The term “fitness function” itself is taken from Thoughtworks’ book ‘Building Evolutionary Architectures‘ – and is

“an objective integrity assessment of some architectural characteristics”

which can be used for continuous improvement purposes.

The discussion then turned to what is meant by good Developer Experience – both form and function. Using Aaron Waker’s Hierarchy of User Needs, we explored what it means for a Developer Experience to be

  • functional
  • reliable
  • usable
  • pleasurable

In the absence of a more formal maturity model, the hierarchy of user needs serves as a good starting point for understanding an organisation’s current level of Developer Experience and a way to prioritise improvement.

Drivers for investing in Developer Experience

We also discussed the drivers for investing in Developer Experience – which were generally very practical and focussed on reducing the cost of support;

  • If you build it, they won’t necessarily come; there are lots of development platforms available these days. If the development experience is poor then developers can easily switch to a different platform; developer experience is vital as an attractor for your platform, particularly if it’s commercially oriented.
  • If you don’t provide a strong developer experience, then developers who use your platform which build their own processes and approaches – essentially a shadow developer experience, which you can’t control. A robust developer experience gives you more control over the community.
  • Strong developer experience ‘frees up’ the platform team to be able to build more functionality and features, because support load reduces – developers are better able to ‘help themselves’, reducing interaction time on the platform team.
  • If you have strong developer experience, you will have more productive developers – able to build stronger, more featureful applications on top of your platform.

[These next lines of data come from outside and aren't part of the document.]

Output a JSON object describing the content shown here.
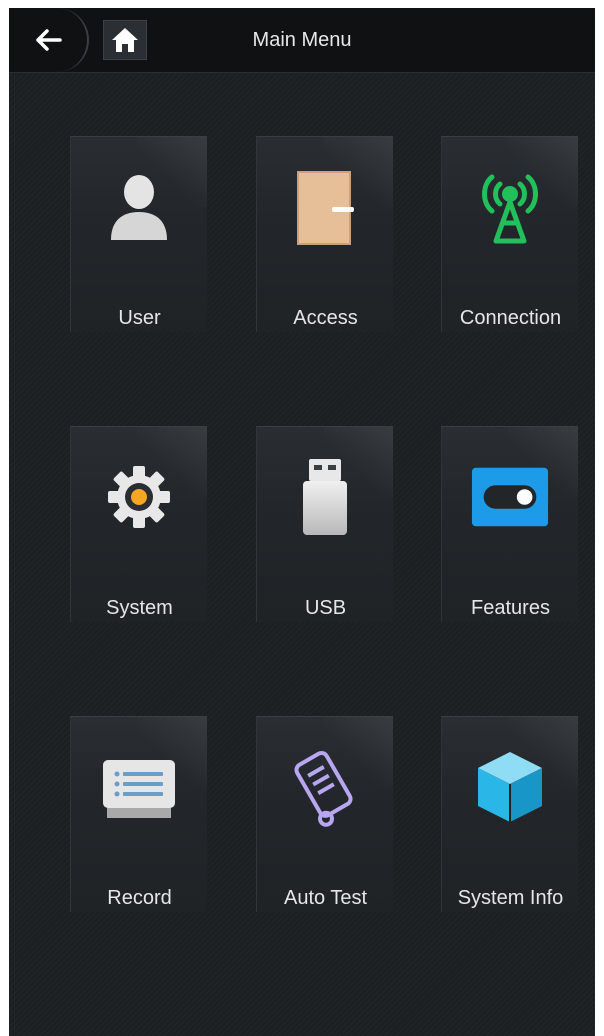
{
  "header": {
    "title": "Main Menu",
    "back_icon": "arrow-left-icon",
    "home_icon": "home-icon"
  },
  "menu": [
    {
      "label": "User",
      "icon": "user-icon",
      "color": "#dcdcdc"
    },
    {
      "label": "Access",
      "icon": "door-icon",
      "color": "#e2b88f"
    },
    {
      "label": "Connection",
      "icon": "antenna-icon",
      "color": "#22c05a"
    },
    {
      "label": "System",
      "icon": "gear-icon",
      "color": "#f5a623"
    },
    {
      "label": "USB",
      "icon": "usb-icon",
      "color": "#d8d8d8"
    },
    {
      "label": "Features",
      "icon": "toggle-icon",
      "color": "#1e9be8"
    },
    {
      "label": "Record",
      "icon": "record-icon",
      "color": "#dcdcdc"
    },
    {
      "label": "Auto Test",
      "icon": "auto-test-icon",
      "color": "#b9a6f0"
    },
    {
      "label": "System Info",
      "icon": "cube-icon",
      "color": "#2bb6e8"
    }
  ]
}
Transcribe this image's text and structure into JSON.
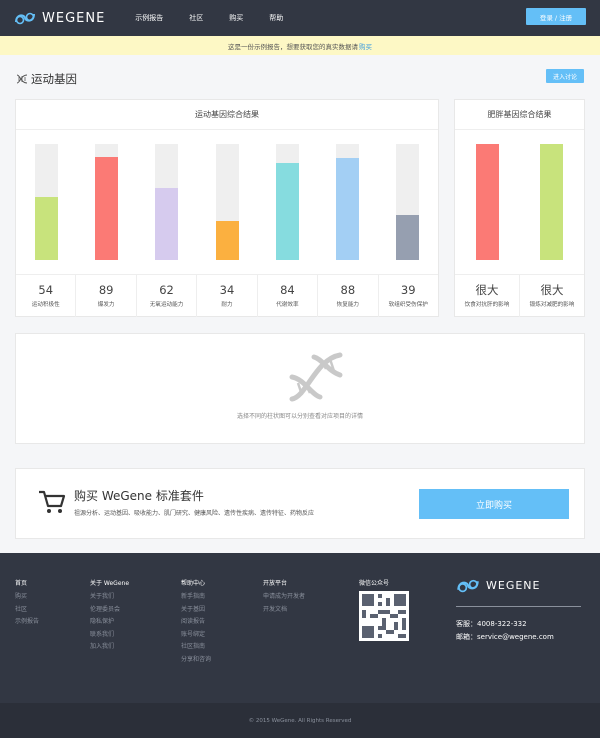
{
  "nav": {
    "logo_text": "WEGENE",
    "links": [
      "示例报告",
      "社区",
      "购买",
      "帮助"
    ],
    "login_label": "登录 / 注册"
  },
  "notice": {
    "text": "这是一份示例报告，想要获取您的真实数据请",
    "link": "购买"
  },
  "page": {
    "title": "运动基因",
    "discuss_label": "进入讨论"
  },
  "sports_card": {
    "title": "运动基因综合结果",
    "items": [
      {
        "label": "运动积极性",
        "value": "54",
        "level": 54,
        "color": "#c8e37c"
      },
      {
        "label": "爆发力",
        "value": "89",
        "level": 89,
        "color": "#fb7a75"
      },
      {
        "label": "无氧运动能力",
        "value": "62",
        "level": 62,
        "color": "#d6cbee"
      },
      {
        "label": "耐力",
        "value": "34",
        "level": 34,
        "color": "#fbb040"
      },
      {
        "label": "代谢效率",
        "value": "84",
        "level": 84,
        "color": "#86dcdf"
      },
      {
        "label": "恢复能力",
        "value": "88",
        "level": 88,
        "color": "#a3cff4"
      },
      {
        "label": "软组织受伤保护",
        "value": "39",
        "level": 39,
        "color": "#969fb0"
      }
    ]
  },
  "obesity_card": {
    "title": "肥胖基因综合结果",
    "items": [
      {
        "label": "饮食对抗肝的影响",
        "value": "很大",
        "level": 100,
        "color": "#fb7a75"
      },
      {
        "label": "锻炼对减肥的影响",
        "value": "很大",
        "level": 100,
        "color": "#c8e37c"
      }
    ]
  },
  "detail": {
    "hint": "选择不同的柱状图可以分别查看对应项目的详情"
  },
  "buy": {
    "title": "购买 WeGene 标准套件",
    "subtitle": "祖源分析、运动基因、吸收能力、肌门研究、健康风险、遗传性疾病、遗传特征、药物反应",
    "button": "立即购买"
  },
  "footer": {
    "columns": [
      {
        "title": "首页",
        "items": [
          "购买",
          "社区",
          "示例报告"
        ]
      },
      {
        "title": "关于 WeGene",
        "items": [
          "关于我们",
          "伦理委员会",
          "隐私保护",
          "联系我们",
          "加入我们"
        ]
      },
      {
        "title": "帮助中心",
        "items": [
          "新手指南",
          "关于基因",
          "阅读报告",
          "账号绑定",
          "社区指南",
          "分享和咨询"
        ]
      },
      {
        "title": "开放平台",
        "items": [
          "申请成为开发者",
          "开发文档"
        ]
      },
      {
        "title": "微信公众号",
        "items": []
      }
    ],
    "logo_text": "WEGENE",
    "phone": "客服：4008-322-332",
    "email": "邮箱：service@wegene.com",
    "copyright": "© 2015 WeGene. All Rights Reserved"
  }
}
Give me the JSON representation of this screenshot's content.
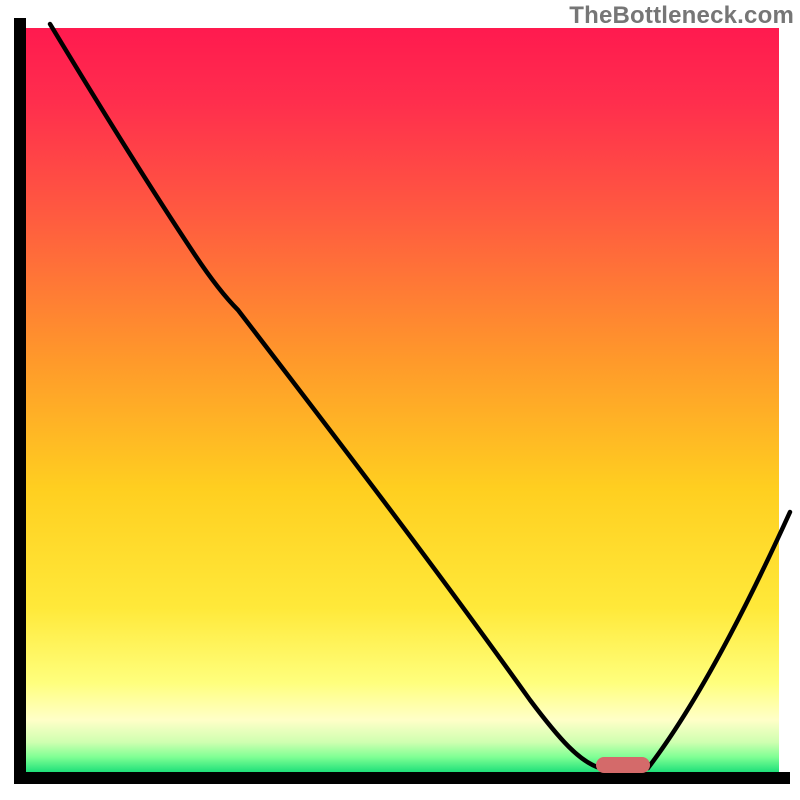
{
  "watermark": "TheBottleneck.com",
  "colors": {
    "gradient_top": "#ff1a4f",
    "gradient_mid_orange": "#ff9a2a",
    "gradient_mid_yellow": "#ffe93a",
    "gradient_bottom": "#1fe07a",
    "curve": "#000000",
    "marker": "#d46a6a",
    "axis": "#000000",
    "watermark_text": "#767676"
  },
  "chart_data": {
    "type": "line",
    "title": "",
    "xlabel": "",
    "ylabel": "",
    "xlim": [
      0,
      100
    ],
    "ylim": [
      0,
      100
    ],
    "grid": false,
    "legend": false,
    "annotations": [
      {
        "name": "optimum",
        "x": 80,
        "y": 0,
        "shape": "pill",
        "color": "#d46a6a"
      }
    ],
    "series": [
      {
        "name": "bottleneck-curve",
        "color": "#000000",
        "x": [
          3,
          10,
          18,
          23,
          27,
          35,
          45,
          55,
          65,
          73,
          77,
          82,
          88,
          94,
          100
        ],
        "y": [
          100,
          85,
          72,
          65,
          60,
          50,
          38,
          25,
          12,
          3,
          0,
          0,
          9,
          22,
          35
        ]
      }
    ],
    "background_gradient": {
      "direction": "vertical",
      "stops": [
        {
          "pos": 0.0,
          "color": "#ff1a4f"
        },
        {
          "pos": 0.25,
          "color": "#ff5a40"
        },
        {
          "pos": 0.45,
          "color": "#ff9a2a"
        },
        {
          "pos": 0.62,
          "color": "#ffcf20"
        },
        {
          "pos": 0.78,
          "color": "#ffe93a"
        },
        {
          "pos": 0.93,
          "color": "#ffffc8"
        },
        {
          "pos": 1.0,
          "color": "#1fe07a"
        }
      ]
    }
  }
}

Measuring your Developer Experience

This was one of the most useful parts of the session – how to measure your Developer Experience, because if you can measure something, you can manage something.

  • Frequency of errors – what errors do your users get, and how frequent are they?
  • Documentation – which docs are used the most? Focus your effort here.
  • Repos – Issues created, PRs, repo stars and repo forks
  • Deployment processes – speed and ease of deployment, and continuous integration and continuous deployment processes.
  • Community – in bound requests and Net Promoter Score values.

When questioned about whether there was ‘one metric to rule them all’, the presenters offered;

“Mean time to first hello world”

which I found really interesting on several levels – getting something working quickly is more important now that teams have adopted Agile and minimum viable product approaches. On a psychological level, it also makes sense because if you can build something quickly, you’re going to be more motivated to expand your development.

I found all of these very informative for building a Developer Experience Metrics framework – even a cursory glance around the web shows that there isn’t a lot out there in this space – certainly not an industry-adopted ‘standard’ found in more established disciplines such as Service Desk Management or Incident Resolution.

Developer Experience lifecycle

Another key concept that was used to explain how maturity could be increased in Developer Experience was that of a ‘lifecycle’;

  • Find – Is there a platform? Here the developer is seeking a platform for their needs. How is your platform found? What are developer first impressions?
  • Learn – How do developers learn to use your platform? How good are the docs? The tutorials?
  • Build – How do your developers build? What do they get blocked on? What are their key obstacles or pain points?
  • Run – How do your developers operate the software? How quickly does it run?
  • Grow – How do you grow the number of consumers on your platform?

Together these stages form a ‘funnel’ – like a sales or marketing funnel, but with the aim of moving developers from ‘interested’ in your platform to active builders, and hopefully, advocates.

Parting thoughts

This was an excellent session – and the practice of Developer Experience is here to stay.

Image: Ember Code by Kovah on Flickr, CC-BY